→ Work instructions:
Below are the records; pull every line that includes "this".

→ Extracted information:

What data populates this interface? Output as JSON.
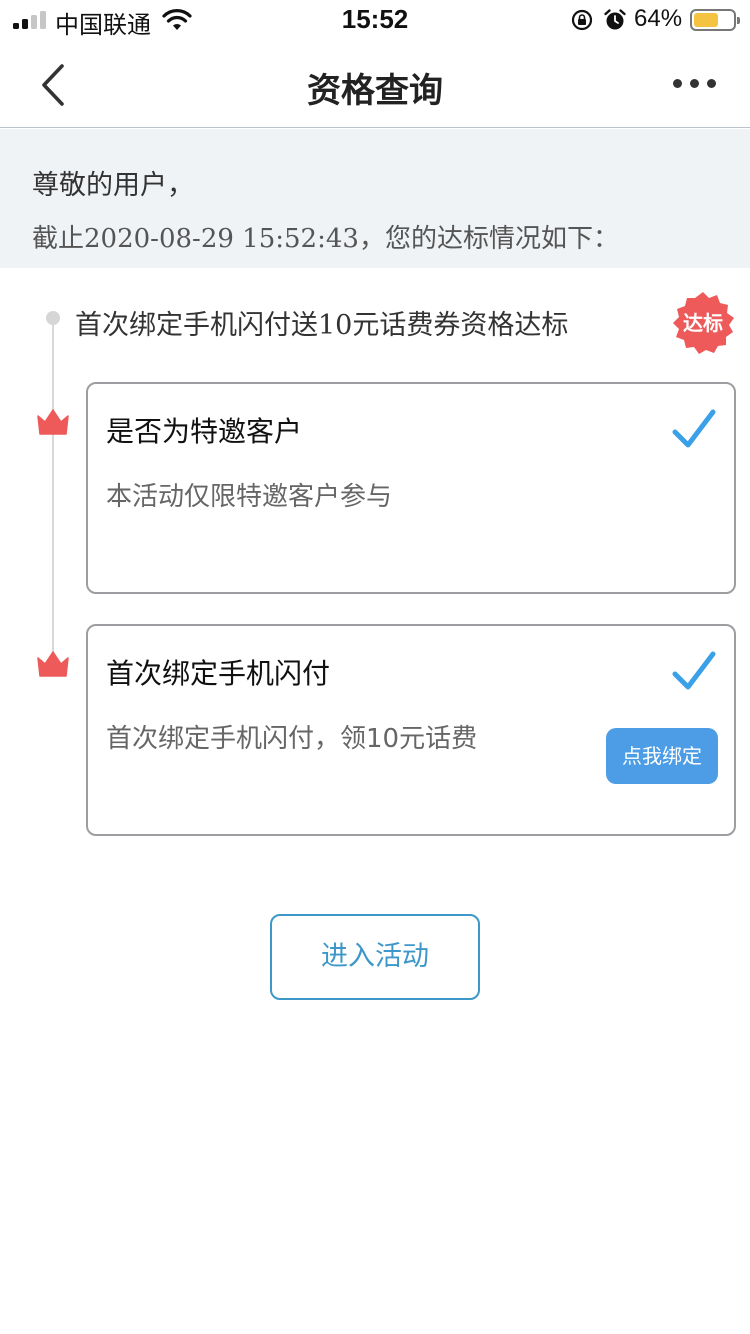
{
  "status_bar": {
    "carrier": "中国联通",
    "time": "15:52",
    "battery_percent": "64%",
    "battery_level": 0.64,
    "signal_bars_active": 2,
    "battery_color": "#f5c342",
    "icons": [
      "signal-icon",
      "wifi-icon",
      "rotation-lock-icon",
      "alarm-icon",
      "battery-icon"
    ]
  },
  "nav": {
    "title": "资格查询",
    "back_icon": "chevron-left-icon",
    "more_icon": "more-dots-icon"
  },
  "info": {
    "greeting": "尊敬的用户，",
    "status_line": "截止2020-08-29 15:52:43，您的达标情况如下："
  },
  "condition": {
    "title": "首次绑定手机闪付送10元话费券资格达标",
    "badge": "达标",
    "badge_color": "#ee5a5a"
  },
  "cards": [
    {
      "title": "是否为特邀客户",
      "desc": "本活动仅限特邀客户参与",
      "checked": true
    },
    {
      "title": "首次绑定手机闪付",
      "desc": "首次绑定手机闪付，领10元话费",
      "checked": true,
      "button": "点我绑定"
    }
  ],
  "colors": {
    "accent_blue": "#4c9de6",
    "check_blue": "#3aa0e8",
    "crown_red": "#ee5a5a",
    "enter_button": "#3d98c9"
  },
  "enter_button": "进入活动"
}
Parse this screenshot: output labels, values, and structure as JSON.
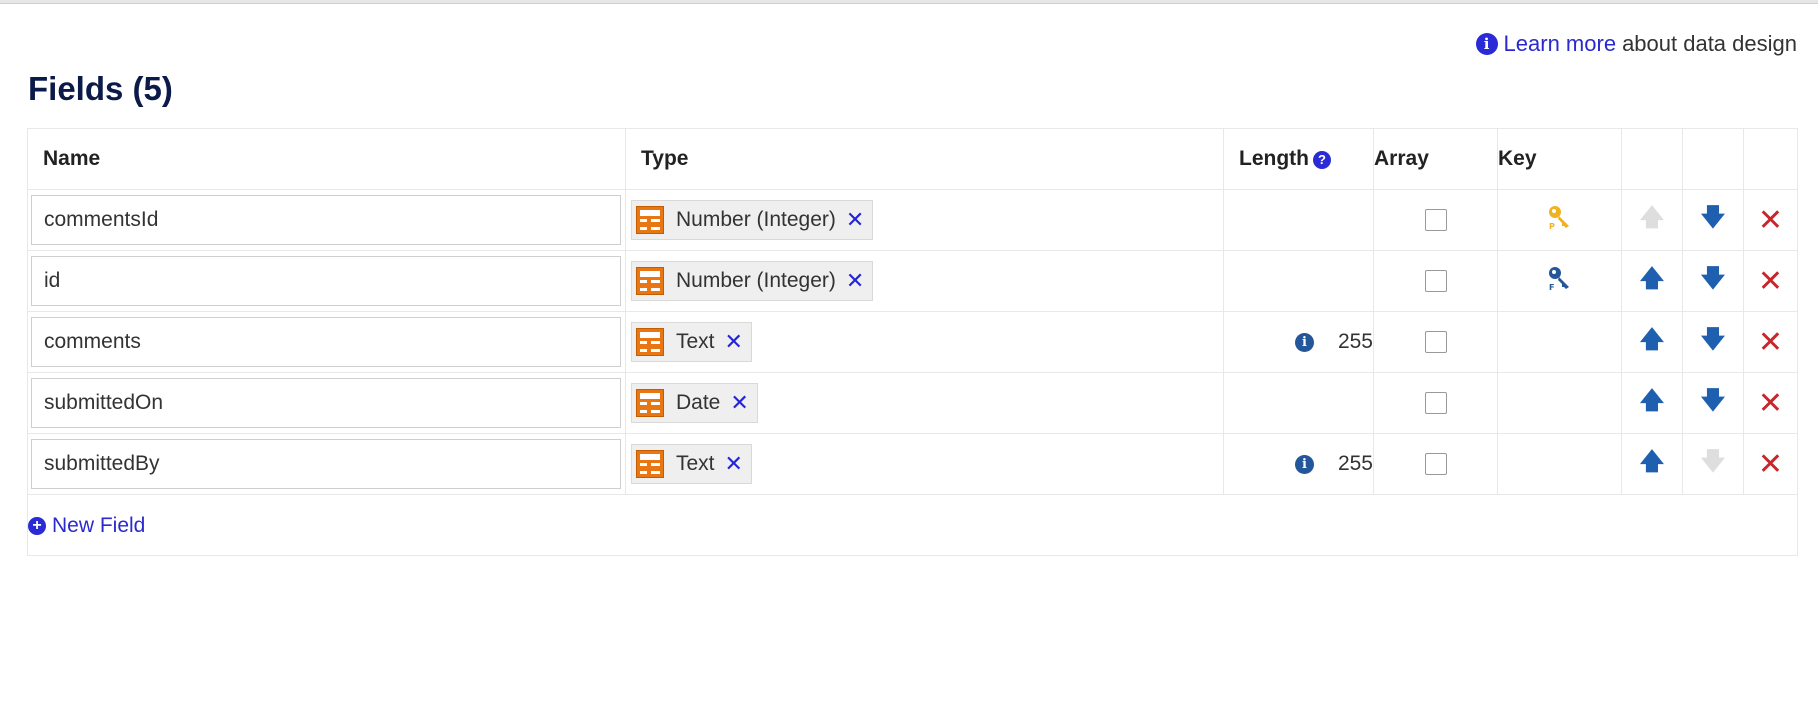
{
  "help": {
    "icon": "info-icon",
    "link_text": "Learn more",
    "suffix_text": "about data design"
  },
  "page": {
    "title": "Fields (5)"
  },
  "table": {
    "headers": {
      "name": "Name",
      "type": "Type",
      "length": "Length",
      "array": "Array",
      "key": "Key"
    },
    "rows": [
      {
        "name": "commentsId",
        "type": "Number (Integer)",
        "length": "",
        "array": false,
        "key": "primary",
        "move_up_enabled": false,
        "move_down_enabled": true
      },
      {
        "name": "id",
        "type": "Number (Integer)",
        "length": "",
        "array": false,
        "key": "foreign",
        "move_up_enabled": true,
        "move_down_enabled": true
      },
      {
        "name": "comments",
        "type": "Text",
        "length": "255",
        "array": false,
        "key": "",
        "move_up_enabled": true,
        "move_down_enabled": true
      },
      {
        "name": "submittedOn",
        "type": "Date",
        "length": "",
        "array": false,
        "key": "",
        "move_up_enabled": true,
        "move_down_enabled": true
      },
      {
        "name": "submittedBy",
        "type": "Text",
        "length": "255",
        "array": false,
        "key": "",
        "move_up_enabled": true,
        "move_down_enabled": false
      }
    ]
  },
  "actions": {
    "new_field": "New Field"
  },
  "colors": {
    "accent": "#2a2acf",
    "title": "#0c1a4a",
    "type_icon": "#e87612",
    "arrow": "#1f5fb0",
    "delete": "#c8262b",
    "primary_key": "#f0b21f",
    "foreign_key": "#24569a"
  },
  "icons": {
    "type": "field-type-icon",
    "chip_remove": "close-x-icon",
    "length_info": "info-icon",
    "length_help": "question-circle-icon",
    "primary_key": "primary-key-icon",
    "foreign_key": "foreign-key-icon",
    "move_up": "arrow-up-icon",
    "move_down": "arrow-down-icon",
    "delete": "delete-x-icon",
    "add": "plus-circle-icon"
  }
}
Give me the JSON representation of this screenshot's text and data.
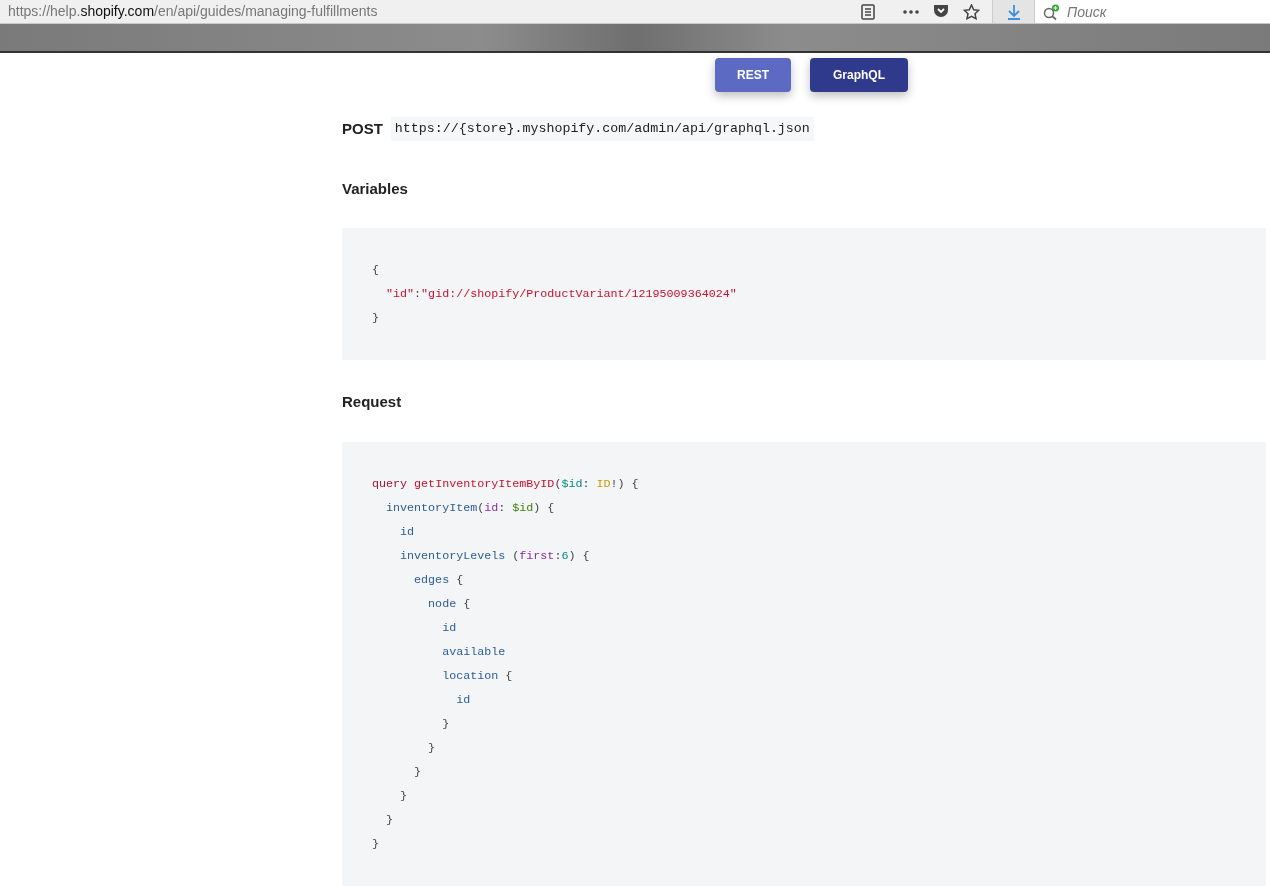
{
  "browser": {
    "url_host_prefix": "https://help.",
    "url_domain": "shopify.com",
    "url_path": "/en/api/guides/managing-fulfillments",
    "search": {
      "placeholder": "Поиск"
    }
  },
  "tabs": [
    {
      "label": "REST",
      "selected": false
    },
    {
      "label": "GraphQL",
      "selected": true
    }
  ],
  "endpoint": {
    "method": "POST",
    "url": "https://{store}.myshopify.com/admin/api/graphql.json"
  },
  "sections": [
    {
      "heading": "Variables",
      "lines": [
        [
          {
            "text": "{",
            "kind": "punct"
          }
        ],
        [
          {
            "text": "  \"id\"",
            "kind": "string"
          },
          {
            "text": ":",
            "kind": "punct"
          },
          {
            "text": "\"gid://shopify/ProductVariant/12195009364024\"",
            "kind": "string"
          }
        ],
        [
          {
            "text": "}",
            "kind": "punct"
          }
        ]
      ]
    },
    {
      "heading": "Request",
      "lines": [
        [
          {
            "text": "query ",
            "kind": "keyword"
          },
          {
            "text": "getInventoryItemByID",
            "kind": "name"
          },
          {
            "text": "(",
            "kind": "punct"
          },
          {
            "text": "$id",
            "kind": "variable"
          },
          {
            "text": ": ",
            "kind": "punct"
          },
          {
            "text": "ID",
            "kind": "type"
          },
          {
            "text": "!) {",
            "kind": "punct"
          }
        ],
        [
          {
            "text": "  inventoryItem",
            "kind": "field"
          },
          {
            "text": "(",
            "kind": "punct"
          },
          {
            "text": "id",
            "kind": "argument"
          },
          {
            "text": ": ",
            "kind": "punct"
          },
          {
            "text": "$id",
            "kind": "value"
          },
          {
            "text": ") {",
            "kind": "punct"
          }
        ],
        [
          {
            "text": "    id",
            "kind": "field"
          }
        ],
        [
          {
            "text": "    inventoryLevels",
            "kind": "field"
          },
          {
            "text": " (",
            "kind": "punct"
          },
          {
            "text": "first",
            "kind": "argument"
          },
          {
            "text": ":",
            "kind": "punct"
          },
          {
            "text": "6",
            "kind": "number"
          },
          {
            "text": ") {",
            "kind": "punct"
          }
        ],
        [
          {
            "text": "      edges",
            "kind": "field"
          },
          {
            "text": " {",
            "kind": "punct"
          }
        ],
        [
          {
            "text": "        node",
            "kind": "field"
          },
          {
            "text": " {",
            "kind": "punct"
          }
        ],
        [
          {
            "text": "          id",
            "kind": "field"
          }
        ],
        [
          {
            "text": "          available",
            "kind": "field"
          }
        ],
        [
          {
            "text": "          location",
            "kind": "field"
          },
          {
            "text": " {",
            "kind": "punct"
          }
        ],
        [
          {
            "text": "            id",
            "kind": "field"
          }
        ],
        [
          {
            "text": "          }",
            "kind": "punct"
          }
        ],
        [
          {
            "text": "        }",
            "kind": "punct"
          }
        ],
        [
          {
            "text": "      }",
            "kind": "punct"
          }
        ],
        [
          {
            "text": "    }",
            "kind": "punct"
          }
        ],
        [
          {
            "text": "  }",
            "kind": "punct"
          }
        ],
        [
          {
            "text": "}",
            "kind": "punct"
          }
        ]
      ]
    }
  ]
}
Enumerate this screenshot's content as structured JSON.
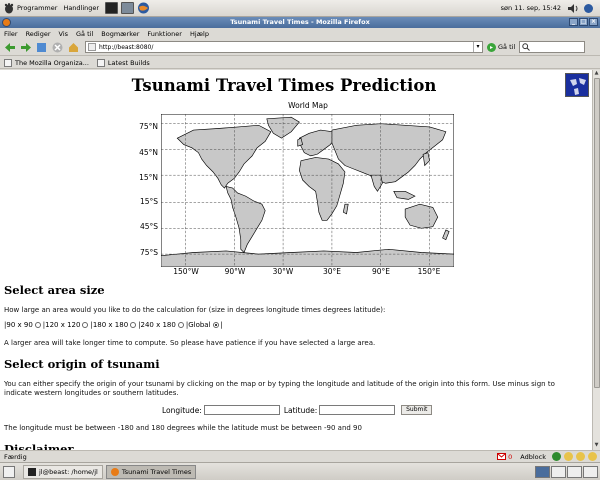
{
  "desktop": {
    "menus": [
      "Programmer",
      "Handlinger"
    ],
    "clock": "søn 11. sep, 15:42"
  },
  "browser": {
    "window_title": "Tsunami Travel Times - Mozilla Firefox",
    "menu": [
      "Filer",
      "Rediger",
      "Vis",
      "Gå til",
      "Bogmærker",
      "Funktioner",
      "Hjælp"
    ],
    "url": "http://beast:8080/",
    "goto_label": "Gå til",
    "bookmarks": [
      "The Mozilla Organiza...",
      "Latest Builds"
    ],
    "status_text": "Færdig",
    "status_mail": "0",
    "status_adblock": "Adblock"
  },
  "page": {
    "title": "Tsunami Travel Times Prediction",
    "map_title": "World Map",
    "map_lat_ticks": [
      "75°N",
      "45°N",
      "15°N",
      "15°S",
      "45°S",
      "75°S"
    ],
    "map_lon_ticks": [
      "150°W",
      "90°W",
      "30°W",
      "30°E",
      "90°E",
      "150°E"
    ],
    "area_heading": "Select area size",
    "area_question": "How large an area would you like to do the calculation for (size in degrees longitude times degrees latitude):",
    "area_options": [
      "90 x 90",
      "120 x 120",
      "180 x 180",
      "240 x 180",
      "Global"
    ],
    "area_selected": "Global",
    "area_note": "A larger area will take longer time to compute. So please have patience if you have selected a large area.",
    "origin_heading": "Select origin of tsunami",
    "origin_text": "You can either specify the origin of your tsunami by clicking on the map or by typing the longitude and latitude of the origin into this form. Use minus sign to indicate western longitudes or southern latitudes.",
    "longitude_label": "Longitude:",
    "latitude_label": "Latitude:",
    "submit_label": "Submit",
    "range_note": "The longitude must be between -180 and 180 degrees while the latitude must be between -90 and 90",
    "disclaimer_heading": "Disclaimer"
  },
  "taskbar": {
    "tasks": [
      "jl@beast: /home/jl",
      "Tsunami Travel Times"
    ]
  },
  "colors": {
    "land": "#c8c8c8",
    "ocean": "#ffffff",
    "title_bar": "#4a6d9c"
  }
}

→ Expected answer:
What data populates this interface? Output as JSON.
Parse this screenshot: output labels, values, and structure as JSON.
Give me the JSON representation of this screenshot's text and data.
Enumerate this screenshot's content as structured JSON.
    "origin_text": "You can either specify the origin of your tsunami by clicking on the map or by typing the longitude and latitude of the origin into this form. Use minus sign to indicate western longitudes or southern latitudes.",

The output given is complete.